Pennsylvania’s top court also selected a map that Republicans say probably will lead to the election of more Democrats, as the two parties battle for control of the U.S. House in the midterm elections in November. An appeal from Pennsylvania also is waiting, if the court for some reason passes on the North Carolina case.

Nationally, the parties fought to a draw in redistricting, which leaves Republicans positioned to win control of the House even if they come up just short of winning a majority of the national vote.

If the GOP does well in November, the party also could capture seats on state supreme courts, including in North Carolina, that might allow for the drawing of more slanted maps that previous courts rejected. Two court seats held by North Carolina Democrats are on the ballot this year and Republicans need to win just one to take control of the court for the first time since 2017.

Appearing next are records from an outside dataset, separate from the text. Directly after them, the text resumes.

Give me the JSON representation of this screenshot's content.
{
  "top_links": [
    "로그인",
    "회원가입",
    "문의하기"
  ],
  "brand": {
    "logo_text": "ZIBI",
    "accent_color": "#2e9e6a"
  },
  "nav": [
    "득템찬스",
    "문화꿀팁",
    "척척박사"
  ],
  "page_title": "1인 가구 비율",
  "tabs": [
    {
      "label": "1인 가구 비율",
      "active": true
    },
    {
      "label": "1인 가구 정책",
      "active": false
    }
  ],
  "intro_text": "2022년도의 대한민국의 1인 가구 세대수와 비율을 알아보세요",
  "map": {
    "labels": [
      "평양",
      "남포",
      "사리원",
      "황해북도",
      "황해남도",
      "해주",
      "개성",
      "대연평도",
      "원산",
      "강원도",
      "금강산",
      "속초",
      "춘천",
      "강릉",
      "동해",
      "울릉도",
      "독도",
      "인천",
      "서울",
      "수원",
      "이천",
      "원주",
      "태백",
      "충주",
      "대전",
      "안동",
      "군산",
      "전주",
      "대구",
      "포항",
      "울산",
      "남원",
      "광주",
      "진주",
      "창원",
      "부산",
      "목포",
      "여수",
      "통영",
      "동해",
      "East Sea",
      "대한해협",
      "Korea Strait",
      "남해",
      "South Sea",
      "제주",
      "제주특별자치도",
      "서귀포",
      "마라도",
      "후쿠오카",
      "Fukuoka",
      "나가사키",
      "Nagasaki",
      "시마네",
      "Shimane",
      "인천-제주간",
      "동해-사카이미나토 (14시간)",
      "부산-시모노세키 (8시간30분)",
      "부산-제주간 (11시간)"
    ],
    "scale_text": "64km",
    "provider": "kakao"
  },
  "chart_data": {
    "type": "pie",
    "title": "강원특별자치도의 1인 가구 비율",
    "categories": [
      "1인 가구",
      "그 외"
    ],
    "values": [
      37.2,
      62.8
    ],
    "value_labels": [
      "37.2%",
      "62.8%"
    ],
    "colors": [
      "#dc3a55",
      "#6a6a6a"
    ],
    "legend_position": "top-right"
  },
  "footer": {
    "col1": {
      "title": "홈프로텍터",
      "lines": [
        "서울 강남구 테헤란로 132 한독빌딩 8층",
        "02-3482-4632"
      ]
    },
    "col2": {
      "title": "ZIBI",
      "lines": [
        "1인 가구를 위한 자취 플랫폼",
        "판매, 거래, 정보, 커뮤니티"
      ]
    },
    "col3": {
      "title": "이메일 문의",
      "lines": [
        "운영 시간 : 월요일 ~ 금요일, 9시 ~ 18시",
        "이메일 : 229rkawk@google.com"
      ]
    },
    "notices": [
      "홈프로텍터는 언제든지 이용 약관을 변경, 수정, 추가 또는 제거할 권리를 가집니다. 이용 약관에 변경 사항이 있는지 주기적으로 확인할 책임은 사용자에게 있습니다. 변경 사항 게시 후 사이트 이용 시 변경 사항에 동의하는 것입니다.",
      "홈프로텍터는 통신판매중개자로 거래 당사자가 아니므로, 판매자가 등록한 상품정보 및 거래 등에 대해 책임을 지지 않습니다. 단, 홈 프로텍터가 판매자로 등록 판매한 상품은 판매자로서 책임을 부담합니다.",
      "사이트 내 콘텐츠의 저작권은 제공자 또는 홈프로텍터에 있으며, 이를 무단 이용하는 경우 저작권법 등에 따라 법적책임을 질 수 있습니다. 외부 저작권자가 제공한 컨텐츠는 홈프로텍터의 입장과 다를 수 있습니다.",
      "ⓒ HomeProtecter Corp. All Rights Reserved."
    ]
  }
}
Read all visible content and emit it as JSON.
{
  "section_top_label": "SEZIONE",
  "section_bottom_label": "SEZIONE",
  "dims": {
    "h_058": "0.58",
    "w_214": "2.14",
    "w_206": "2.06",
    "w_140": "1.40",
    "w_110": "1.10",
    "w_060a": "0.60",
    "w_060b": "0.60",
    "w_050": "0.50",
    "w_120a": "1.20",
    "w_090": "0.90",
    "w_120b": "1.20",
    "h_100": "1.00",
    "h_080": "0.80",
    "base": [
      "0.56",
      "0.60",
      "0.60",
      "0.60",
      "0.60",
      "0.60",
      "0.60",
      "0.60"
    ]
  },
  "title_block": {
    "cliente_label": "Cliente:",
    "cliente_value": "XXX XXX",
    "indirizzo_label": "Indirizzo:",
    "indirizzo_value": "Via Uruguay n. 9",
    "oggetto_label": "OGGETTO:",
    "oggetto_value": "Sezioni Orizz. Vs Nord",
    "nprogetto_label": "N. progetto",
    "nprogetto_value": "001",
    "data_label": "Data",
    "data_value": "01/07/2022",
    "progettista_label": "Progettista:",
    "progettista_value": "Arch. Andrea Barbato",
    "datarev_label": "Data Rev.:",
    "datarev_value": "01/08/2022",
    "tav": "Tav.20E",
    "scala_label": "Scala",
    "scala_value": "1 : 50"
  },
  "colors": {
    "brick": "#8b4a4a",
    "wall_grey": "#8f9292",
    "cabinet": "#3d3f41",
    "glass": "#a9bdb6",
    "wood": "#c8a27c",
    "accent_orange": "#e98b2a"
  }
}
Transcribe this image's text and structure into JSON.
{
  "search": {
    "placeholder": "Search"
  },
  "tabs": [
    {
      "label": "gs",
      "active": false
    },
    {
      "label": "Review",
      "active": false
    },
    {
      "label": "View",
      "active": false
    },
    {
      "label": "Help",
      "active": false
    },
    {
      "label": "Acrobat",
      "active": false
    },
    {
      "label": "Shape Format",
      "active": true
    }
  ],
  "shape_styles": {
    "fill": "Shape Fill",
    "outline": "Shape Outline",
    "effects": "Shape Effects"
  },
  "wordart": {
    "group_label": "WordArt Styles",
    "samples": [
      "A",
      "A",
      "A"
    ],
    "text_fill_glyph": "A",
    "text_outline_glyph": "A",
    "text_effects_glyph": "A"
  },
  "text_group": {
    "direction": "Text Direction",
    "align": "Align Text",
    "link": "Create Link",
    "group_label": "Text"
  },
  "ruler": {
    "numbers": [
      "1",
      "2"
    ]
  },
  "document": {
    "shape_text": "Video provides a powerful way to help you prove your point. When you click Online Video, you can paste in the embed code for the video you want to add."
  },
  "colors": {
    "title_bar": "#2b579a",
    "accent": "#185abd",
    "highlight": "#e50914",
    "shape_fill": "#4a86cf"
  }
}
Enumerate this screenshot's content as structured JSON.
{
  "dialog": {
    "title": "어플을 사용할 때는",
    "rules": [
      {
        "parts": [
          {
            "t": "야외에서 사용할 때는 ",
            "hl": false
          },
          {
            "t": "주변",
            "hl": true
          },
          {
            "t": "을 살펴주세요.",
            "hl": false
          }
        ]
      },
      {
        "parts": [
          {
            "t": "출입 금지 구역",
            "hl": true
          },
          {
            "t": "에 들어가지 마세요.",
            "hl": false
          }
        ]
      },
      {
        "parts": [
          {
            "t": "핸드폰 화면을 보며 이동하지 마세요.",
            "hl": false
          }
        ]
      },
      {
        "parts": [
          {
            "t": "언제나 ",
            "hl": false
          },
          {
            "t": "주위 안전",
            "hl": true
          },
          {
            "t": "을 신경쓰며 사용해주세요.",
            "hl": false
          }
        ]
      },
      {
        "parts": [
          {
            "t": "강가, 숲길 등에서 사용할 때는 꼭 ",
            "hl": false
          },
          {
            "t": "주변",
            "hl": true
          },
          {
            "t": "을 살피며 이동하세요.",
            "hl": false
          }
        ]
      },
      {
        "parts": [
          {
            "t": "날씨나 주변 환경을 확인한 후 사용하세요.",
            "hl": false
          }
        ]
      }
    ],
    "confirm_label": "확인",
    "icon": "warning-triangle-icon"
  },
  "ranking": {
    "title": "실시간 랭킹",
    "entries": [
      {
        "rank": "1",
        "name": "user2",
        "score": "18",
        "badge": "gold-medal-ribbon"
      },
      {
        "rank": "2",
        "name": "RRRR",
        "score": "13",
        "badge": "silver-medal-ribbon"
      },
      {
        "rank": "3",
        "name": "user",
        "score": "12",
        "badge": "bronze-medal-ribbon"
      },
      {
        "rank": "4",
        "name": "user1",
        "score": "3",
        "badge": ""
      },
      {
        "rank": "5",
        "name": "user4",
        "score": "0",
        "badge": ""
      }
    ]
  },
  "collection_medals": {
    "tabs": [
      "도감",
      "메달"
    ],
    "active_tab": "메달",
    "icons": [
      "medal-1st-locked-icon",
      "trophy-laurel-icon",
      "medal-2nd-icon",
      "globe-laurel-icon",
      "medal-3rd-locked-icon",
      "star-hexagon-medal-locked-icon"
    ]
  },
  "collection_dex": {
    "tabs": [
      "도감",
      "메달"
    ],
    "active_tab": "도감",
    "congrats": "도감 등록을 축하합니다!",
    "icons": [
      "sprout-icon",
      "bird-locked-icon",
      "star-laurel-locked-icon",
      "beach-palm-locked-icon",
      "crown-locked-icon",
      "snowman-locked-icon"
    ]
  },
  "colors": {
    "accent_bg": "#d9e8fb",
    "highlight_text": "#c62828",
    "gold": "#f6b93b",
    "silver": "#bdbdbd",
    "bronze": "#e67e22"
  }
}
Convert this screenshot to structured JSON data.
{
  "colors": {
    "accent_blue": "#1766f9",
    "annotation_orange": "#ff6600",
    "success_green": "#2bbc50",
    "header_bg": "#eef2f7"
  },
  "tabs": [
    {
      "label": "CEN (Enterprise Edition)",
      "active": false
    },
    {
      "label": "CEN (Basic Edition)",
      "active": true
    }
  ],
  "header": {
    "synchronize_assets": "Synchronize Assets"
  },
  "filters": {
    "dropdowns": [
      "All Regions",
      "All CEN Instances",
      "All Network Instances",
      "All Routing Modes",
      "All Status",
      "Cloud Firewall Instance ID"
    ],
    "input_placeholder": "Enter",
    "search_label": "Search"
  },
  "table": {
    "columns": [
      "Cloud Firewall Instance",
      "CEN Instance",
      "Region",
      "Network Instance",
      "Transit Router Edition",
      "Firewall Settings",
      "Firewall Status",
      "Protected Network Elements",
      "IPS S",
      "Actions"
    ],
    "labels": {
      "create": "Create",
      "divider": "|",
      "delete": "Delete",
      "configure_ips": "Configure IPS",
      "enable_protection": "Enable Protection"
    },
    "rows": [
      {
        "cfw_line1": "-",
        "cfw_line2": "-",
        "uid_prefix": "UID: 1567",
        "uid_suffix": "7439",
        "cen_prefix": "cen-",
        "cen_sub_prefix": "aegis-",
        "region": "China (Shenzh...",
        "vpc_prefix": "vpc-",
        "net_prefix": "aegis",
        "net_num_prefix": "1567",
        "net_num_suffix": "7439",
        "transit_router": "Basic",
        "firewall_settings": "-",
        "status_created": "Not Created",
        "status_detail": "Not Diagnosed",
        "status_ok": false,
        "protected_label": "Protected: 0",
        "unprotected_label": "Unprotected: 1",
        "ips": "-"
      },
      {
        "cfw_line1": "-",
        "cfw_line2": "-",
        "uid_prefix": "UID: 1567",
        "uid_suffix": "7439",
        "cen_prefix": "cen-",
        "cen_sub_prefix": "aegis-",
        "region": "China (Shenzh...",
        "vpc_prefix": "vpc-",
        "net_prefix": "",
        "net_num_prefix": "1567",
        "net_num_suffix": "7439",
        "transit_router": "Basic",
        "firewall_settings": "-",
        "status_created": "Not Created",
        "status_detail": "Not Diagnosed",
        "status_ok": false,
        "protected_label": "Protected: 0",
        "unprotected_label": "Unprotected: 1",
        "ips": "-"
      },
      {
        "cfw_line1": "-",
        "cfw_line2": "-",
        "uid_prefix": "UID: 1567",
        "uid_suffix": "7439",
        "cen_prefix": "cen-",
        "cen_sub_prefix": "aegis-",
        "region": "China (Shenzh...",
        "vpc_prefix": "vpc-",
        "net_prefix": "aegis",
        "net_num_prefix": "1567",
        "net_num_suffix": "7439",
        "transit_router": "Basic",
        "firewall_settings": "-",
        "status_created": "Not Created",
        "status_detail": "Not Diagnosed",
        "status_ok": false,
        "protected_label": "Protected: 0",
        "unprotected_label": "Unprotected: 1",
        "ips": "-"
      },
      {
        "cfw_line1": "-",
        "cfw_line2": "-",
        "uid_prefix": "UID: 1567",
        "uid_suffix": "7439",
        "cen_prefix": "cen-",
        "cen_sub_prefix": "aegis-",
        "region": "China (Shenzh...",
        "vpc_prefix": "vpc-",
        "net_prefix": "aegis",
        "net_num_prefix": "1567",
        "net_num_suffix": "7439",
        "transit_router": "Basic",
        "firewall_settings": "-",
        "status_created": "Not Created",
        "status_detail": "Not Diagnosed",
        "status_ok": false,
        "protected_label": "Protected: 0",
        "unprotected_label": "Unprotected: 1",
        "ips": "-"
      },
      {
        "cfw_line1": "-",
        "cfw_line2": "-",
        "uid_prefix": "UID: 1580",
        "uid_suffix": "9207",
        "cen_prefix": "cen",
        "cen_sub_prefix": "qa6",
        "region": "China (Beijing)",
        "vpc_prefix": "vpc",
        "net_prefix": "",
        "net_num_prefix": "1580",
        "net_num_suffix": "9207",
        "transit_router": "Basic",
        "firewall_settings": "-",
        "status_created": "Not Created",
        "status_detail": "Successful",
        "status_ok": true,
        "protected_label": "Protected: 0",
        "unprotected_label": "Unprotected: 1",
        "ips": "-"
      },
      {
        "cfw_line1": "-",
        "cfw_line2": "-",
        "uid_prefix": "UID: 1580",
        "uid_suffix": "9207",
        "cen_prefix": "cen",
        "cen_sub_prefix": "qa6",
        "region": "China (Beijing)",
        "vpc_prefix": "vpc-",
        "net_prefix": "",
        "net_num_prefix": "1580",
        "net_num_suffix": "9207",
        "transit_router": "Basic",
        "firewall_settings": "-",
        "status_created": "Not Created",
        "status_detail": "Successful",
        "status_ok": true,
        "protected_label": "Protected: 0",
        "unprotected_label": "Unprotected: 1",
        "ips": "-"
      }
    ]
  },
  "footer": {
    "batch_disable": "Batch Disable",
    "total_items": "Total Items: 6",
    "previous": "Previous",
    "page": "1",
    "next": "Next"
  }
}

In their appeal to the nation’s high court, North Carolina Republicans wrote that it is time for the Supreme Court to weigh in on the elections clause in the U.S. Constitution, which gives each state’s legislature the responsibility to determine “the times, places and manner” of holding congressional elections.

Note: States have done this. States long ago delegated the selection of Presidential Electors to the popular vote of its citizens. John Eastman wanted  states to “take it back from the voters” and allow partisan Republican legislators to select their own Presidential Electors, regardless of the popular vote of its citizens, after the election did not go Trump’s way.  This is not democracy, it is GQP authoritarianism.

“Activist judges and allied plaintiffs have proved time and time again that they believe state courts have the ultimate say over congressional maps, no matter what the U.S. Constitution says,” North Carolina Senate leader Phil Berger said when the appeal was filed in March.

More psychological projection from Republicans. Taking this case, and worse, deciding it in favor of North Carolina would be the worst example of “activist judges” since Bush v. Gore, in which only five Republican justices determined the outcome of the 2000 election, not the millions of ballots cast by voters.

The Supreme Court generally does not disturb state court rulings that are rooted in state law.

But four [radical Republican] Supreme Court justices — Clarence Thomas, Samuel Alito, Neil Gorsuch and Kavanaugh — have said the court should step in to decide whether state courts had improperly taken powers given by the U.S. Constitution to state lawmakers.

Justice Thomas should be forced to recuse himself because his insurrectionist Coup Plotter wife was directly communicationg with insurrectionist Coup Plotter lawyer John Eastman, the author of the “Coup Memos” and a former law clerk to Justice Thomas. The Chief Justice must step in and tell him that he is disqualfied from participating in this case.

That was the argument that Thomas and two other conservative justices put forward in Bush v. Gore, although that case was decided on other grounds.

If the court takes up the North Carolina case and rules in the GOP’s favor, North Carolina Republicans could draw new maps for 2024 elections with less worry that the state Supreme Court would strike them down.

Defenders of state court involvement argue that state lawmakers would also gain the power to pass provisions that would suppress voting, subject only to challenge in federal courts. [And the Roberts Court has already gutted the Voting Rights Act to make this less likely to succeed.] Delegating power to election boards and secretaries of state to manage federal elections in emergencies also could be questioned legally, some scholars said.

“Its adoption [“Independent State Legislature doctrine”] would radically change our elections,” Ethan Herenstein and Tom Wolf, both with the Brennan Center’s Democracy Program at the New York University Law School, wrote earlier this month.

That’s an understatement. It would mark the emd of American democracy, and the beginning of the tyrrany of the minority of GQP authoritarianism. The radical Republican justices would give their imprimatur of legality to American fascism.

I wonder whether Judge Michael Luttig is willing to “throw his body in the road” to prevent the U. S. Supreme Court from engaging in this perversion of the rule of law.




Advertisement